I was a bit worried when I took this out of the oven, because it had done something completely bizarre and risen up enormously on one side, so that it looked rather like it had some kind of tumour. I can only speculate that maybe the baking powder wasn't evenly distributed or something. However, the misshapen nature in no way affected the beautiful eating experience, so all is well. I like to think it's rustic (I find myself saying that a lot to compensate for presentation/visual errors in cooking...).
My favourite thing about this recipe is its versatility: you could add whatever you like - chocolate chips, chopped dates, oats, poppy seeds, desiccated coconut, cardamom, blueberries, raspberries, almonds...the possibilities are almost endless. So many ingredients work well with the comforting flavour of banana - nuts and seeds are definitely a good idea for their textural contrast, but most fruits would go well in the cake too. Chocolate chips, though they might detract from the healthiness, seem to me a very very good idea - imagining the spongy moistness of the cake rippled with molten, oozing chunks of chocolate is making me salivate.
I'm normally sceptical of baking recipes that purport to be super-healthy, but this one is about as close as you can get - I was actually considering eating it for breakfast, and I'm a bit of a health freak when it comes to breakfast. You could spread it with lashings of butter if you don't go in for this fat-free business, though I don't really think it needs it, especially if it's just come out of the oven. The smell of it baking is also one of the best aromas in the world.

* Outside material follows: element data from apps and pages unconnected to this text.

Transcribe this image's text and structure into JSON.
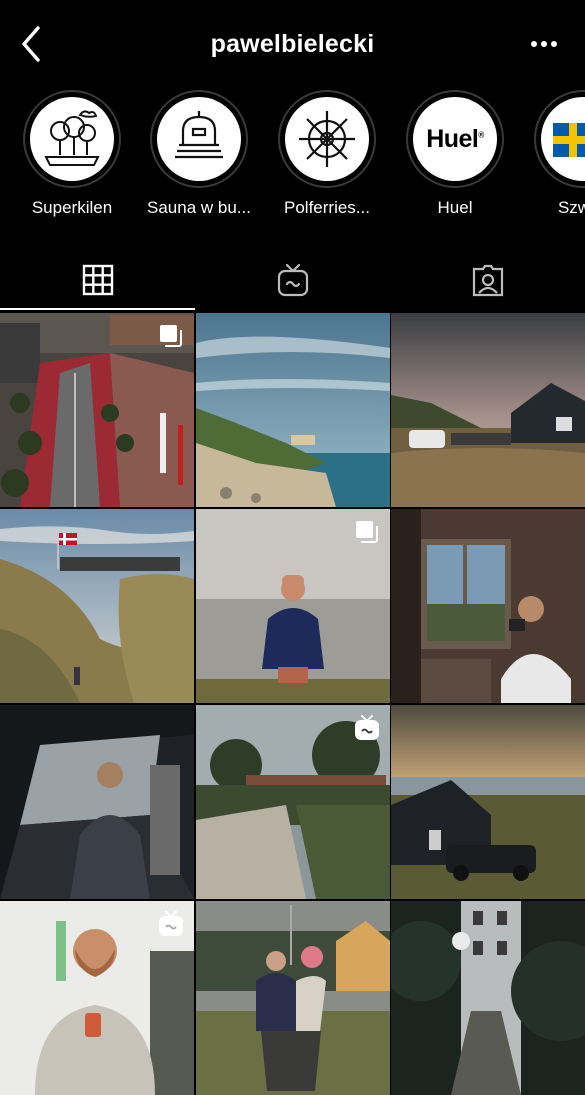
{
  "header": {
    "title": "pawelbielecki",
    "back_icon": "chevron-left-icon",
    "more_icon": "more-horizontal-icon"
  },
  "highlights": [
    {
      "label": "Superkilen",
      "icon": "trees-icon"
    },
    {
      "label": "Sauna w bu...",
      "icon": "sauna-icon"
    },
    {
      "label": "Polferries...",
      "icon": "ship-wheel-icon"
    },
    {
      "label": "Huel",
      "icon": "huel-logo",
      "logo_text": "Huel",
      "logo_mark": "®"
    },
    {
      "label": "Szwec",
      "icon": "swedish-flag-icon"
    }
  ],
  "tabs": [
    {
      "name": "posts-grid",
      "icon": "grid-icon",
      "active": true
    },
    {
      "name": "igtv",
      "icon": "igtv-icon",
      "active": false
    },
    {
      "name": "tagged",
      "icon": "tagged-user-icon",
      "active": false
    }
  ],
  "posts": [
    {
      "scene": "city-aerial",
      "badge": "carousel-icon"
    },
    {
      "scene": "cliff-sea",
      "badge": null
    },
    {
      "scene": "cabin-dusk",
      "badge": null
    },
    {
      "scene": "dunes-flag",
      "badge": null
    },
    {
      "scene": "child-sea",
      "badge": "carousel-icon"
    },
    {
      "scene": "photographer-window",
      "badge": null
    },
    {
      "scene": "car-driver",
      "badge": null
    },
    {
      "scene": "village-road",
      "badge": "igtv-icon"
    },
    {
      "scene": "cabin-car",
      "badge": null
    },
    {
      "scene": "selfie",
      "badge": "igtv-icon"
    },
    {
      "scene": "mother-child",
      "badge": null
    },
    {
      "scene": "street-alley",
      "badge": null
    }
  ],
  "colors": {
    "background": "#000000",
    "text": "#ffffff",
    "ring": "#3a3a3a",
    "danish_flag_red": "#c8102e",
    "swedish_blue": "#005bac",
    "swedish_yellow": "#f5c400"
  }
}
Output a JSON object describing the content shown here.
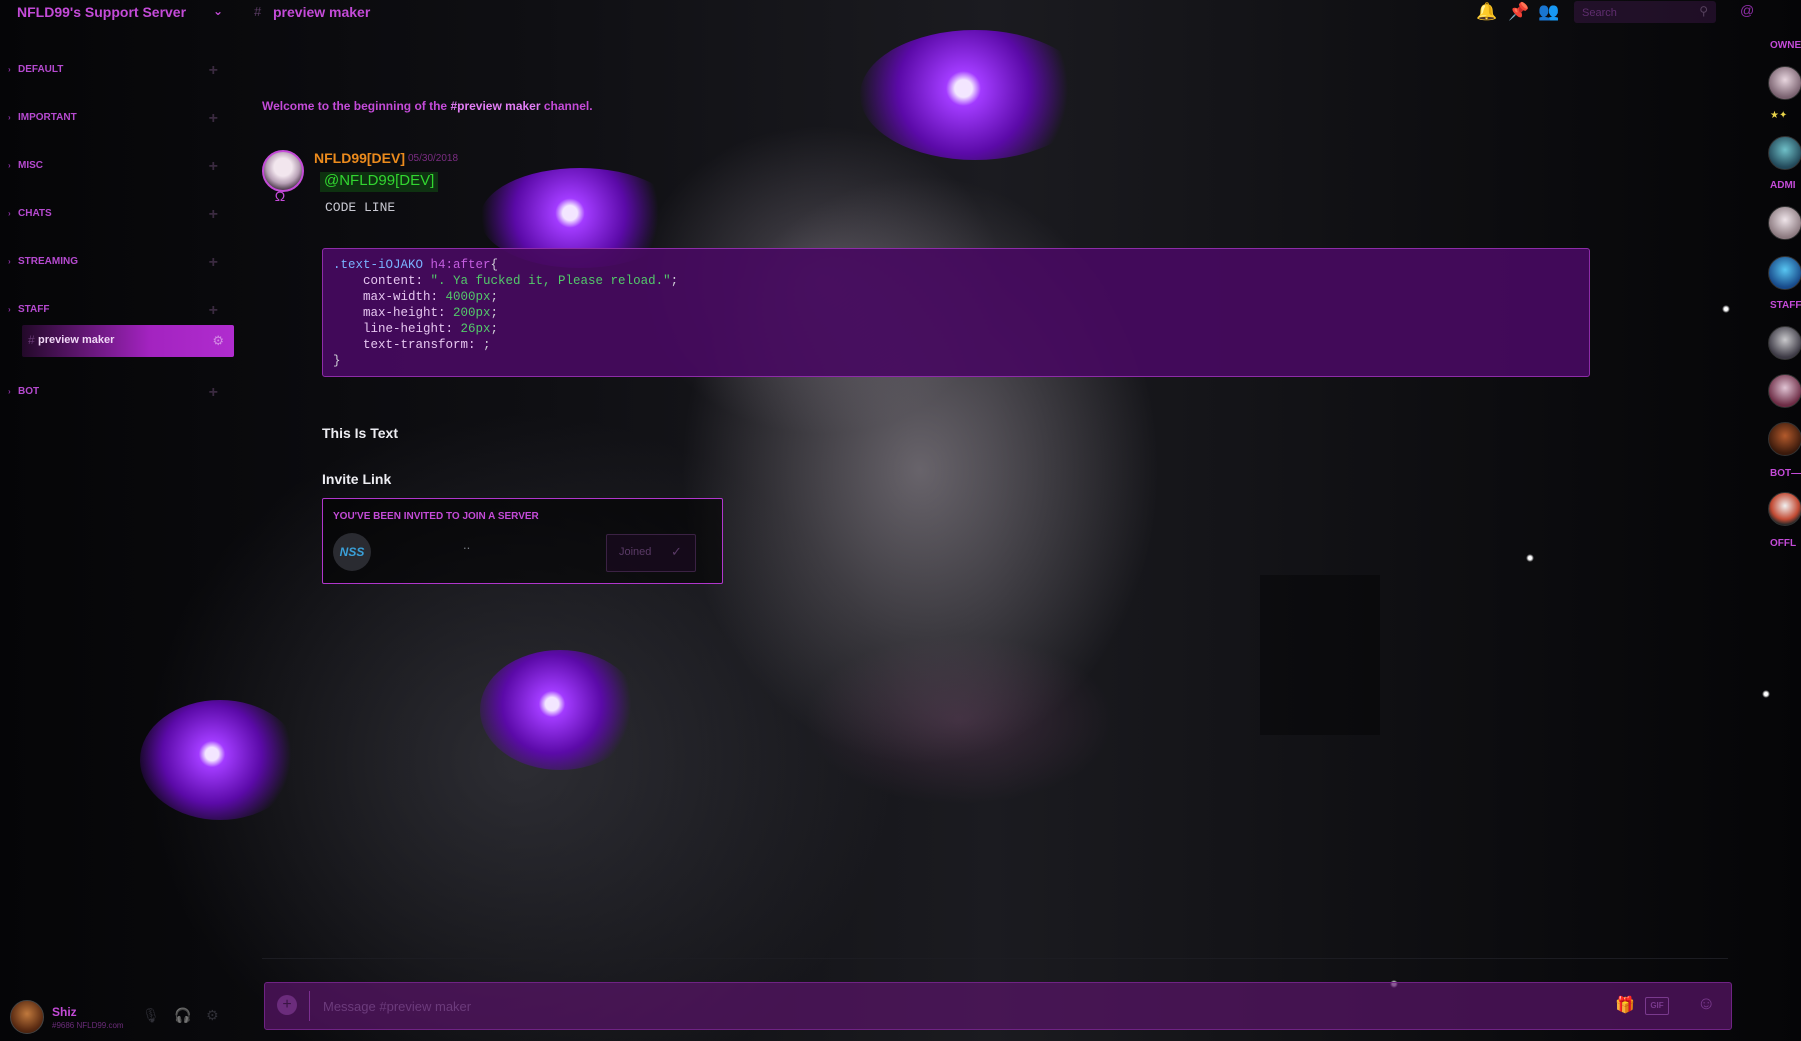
{
  "server": {
    "name": "NFLD99's Support Server"
  },
  "categories": [
    {
      "label": "DEFAULT"
    },
    {
      "label": "IMPORTANT"
    },
    {
      "label": "MISC"
    },
    {
      "label": "CHATS"
    },
    {
      "label": "STREAMING"
    },
    {
      "label": "STAFF"
    },
    {
      "label": "BOT"
    }
  ],
  "active_channel": {
    "name": "preview maker"
  },
  "user": {
    "name": "Shiz",
    "tag": "#9686 NFLD99.com"
  },
  "header": {
    "channel_title": "preview maker",
    "search_placeholder": "Search"
  },
  "welcome": {
    "prefix": "Welcome to the beginning of the ",
    "channel": "#preview maker",
    "suffix": " channel."
  },
  "message": {
    "author": "NFLD99[DEV]",
    "timestamp": "05/30/2018",
    "mention": "@NFLD99[DEV]",
    "code_line": "CODE LINE"
  },
  "code_block": {
    "selector": ".text-iOJAKO",
    "tag": " h4:after",
    "open_brace": "{",
    "lines": [
      {
        "prop": "    content: ",
        "value": "\". Ya fucked it, Please reload.\"",
        "end": ";"
      },
      {
        "prop": "    max-width: ",
        "value": "4000px",
        "end": ";"
      },
      {
        "prop": "    max-height: ",
        "value": "200px",
        "end": ";"
      },
      {
        "prop": "    line-height: ",
        "value": "26px",
        "end": ";"
      },
      {
        "prop": "    text-transform: ",
        "value": "",
        "end": ";"
      }
    ],
    "close_brace": "}"
  },
  "headings": {
    "text": "This Is Text",
    "invite": "Invite Link"
  },
  "invite": {
    "title": "YOU'VE BEEN INVITED TO JOIN A SERVER",
    "server_abbrev": "NSS",
    "server_name": "..",
    "button_label": "Joined"
  },
  "composer": {
    "placeholder": "Message #preview maker"
  },
  "members": {
    "headers": [
      "OWNE",
      "★✦",
      "ADMI",
      "STAFF",
      "BOT—",
      "OFFL"
    ]
  },
  "colors": {
    "accent": "#c44bd8",
    "author": "#ec8b1d",
    "mention": "#32d630",
    "code_bg": "#460a5f"
  }
}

Super-healthy banana bread (makes one loaf):
3 very very ripe bananas, peeled and mashed
80g dark muscovado sugar
1 tsp coconut essence (or vanilla)
1 tsp ground mixed spice
300g spelt flour or wholemeal flour
1/2 tsp bicarbonate of soda
1 tsp baking powder
Pinch of salt
Zest of a lemon or orange (or both)
100g dried apricots, chopped
3 tbsp raisins
100g walnuts (or pecans or almonds), roughly chopped
Pre-heat the oven to 180C.
Using an electric or hand whisk, mix together the bananas, eggs, sugar, milk, essence and spices. Add the flour, bicarb, salt and baking powder and mix together to form a loose batter.
Fold in the lemon or orange zest, and the fruit and most of the walnuts. Spoon the batter into a greased, lined loaf tin and sprinkle with the remaining walnuts.
Bake for about 50 minutes.